Most chapters are between 7-20 pages and jumping right into the middle of a book allows your brain to focus on how the content makes sense to you. Hey, it works for a la carte, doesn’t it? It will work for information as well. When you work your way through that chapter, put down all your questions. You should be able to go through about three chapters in a few hours. Using this technique you’ve saved yourself a ton of time. Yet, that’s only one of the reasons why this technique is so cool.
The second reason is authors love it
If you’re an author, you often get the same boring questions when you are interviewed for a podcast. You want to know what they are? It goes a bit like this:
- Tell our audience a bit about yourself (Ok, so the interviewer didn’t do their homework)
- What caused you to write this book? (A valid question, but rather repetitive)
- Tell us a bit about the “seven red bags” (I’m referring to the elements described in The Brain Audit)
- Talk about Bag No.1
- Talk about Bag No.2
- Talk about Bag No.3 etc
- Tell us what you’re doing and your future plans
- Where can we find you (again a lack of homework).

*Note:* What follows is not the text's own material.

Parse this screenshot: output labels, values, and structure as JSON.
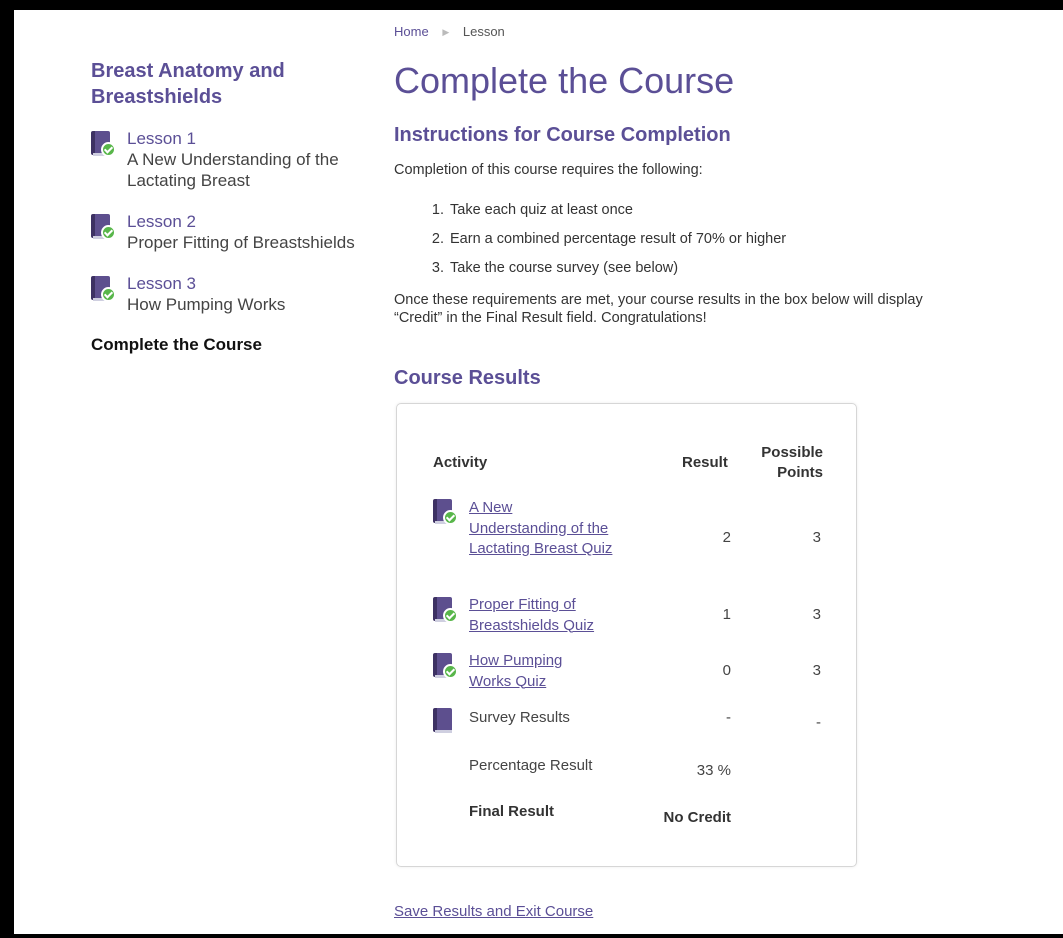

This kind of podcast interview plays out over and over again, unless you jump into a la carte land
Imagine an interview that goes like this:
- The interviewer talks—not reads a script—about the interviewee and their background
- They ask a question like: So there are seven bags in The Brain Audit. Why does uniqueness matter so much?
- What are the big struggles with finding your uniqueness?
- What’s the best way to find and keep a uniqueness factor?
- Jumping into another red bag, why are testimonials so critical?
- What causes a testimonial to fall flat and not convert as well as it should?
- How do you easily get testimonials that are between 800-1500 words long?
- Moving to the third bag—and we’re still out of order: Target Profile. Why is target audience an issue?
- Why does a target profile interview bring astounding, even surprising results?
- Why do clients feel the target profile method is terribly risky?
- Tell us about the rest of the bags and why they matter.
- That was Sean from Psychotactics.com. You can find a very useful report called (name of report) that helps you (put in benefit here). Is there anything else you’d like our listeners to have, Sean?
What you’ve done is given the author a fun ride
They get to talk about their book in a way that most interviewers would never have approached. You’ll almost hear them beaming as you wrap up the interview. They’ll have immense respect for you as an interviewer and you can be sure you’ll be remembered among the hundreds of interviews they’ve done (yes, good authors do hundreds).
Ironically you’ve saved a lot of time and got a lot of respect
What’s even more interesting is you’ve come out looking like an expert, even though you may not be on top of the subject matter. And let’s face it, when you look at most interviewers on TV or radio, it’s not like they’re reading books all day. So even if you feel like a fraud, think of what professionals do, day in and day out.
When I first started my membership site, I wish I’d known this little strategy
Tactic? Strategy? Who knows, but it’s so easy, saves so much time and it works better than all the boring interview questions that you tend to have to wade through.
Starting a podcast is not easy
You have so much to do. There’s equipment, dealing with nerves, learning how to contact people and getting them to say yes. And there’s other stuff too. However, once you decide to get going, it’s always a great idea to start up an interview podcast. In the next installment, let’s find out just why it’s a good idea to do podcast interviews.
P.S. To start at the very beginning and work your way through the Podcasting 101 Series click here: How To Start A Podcast
Kitty Kilian says
Hahaha! That is an unusual and fun idea. It might work with books that explain systems, indeed.
Sean D'Souza says
It helps you focus, and it is a lot of fun. It’s better to learn something and go deep than just going wide.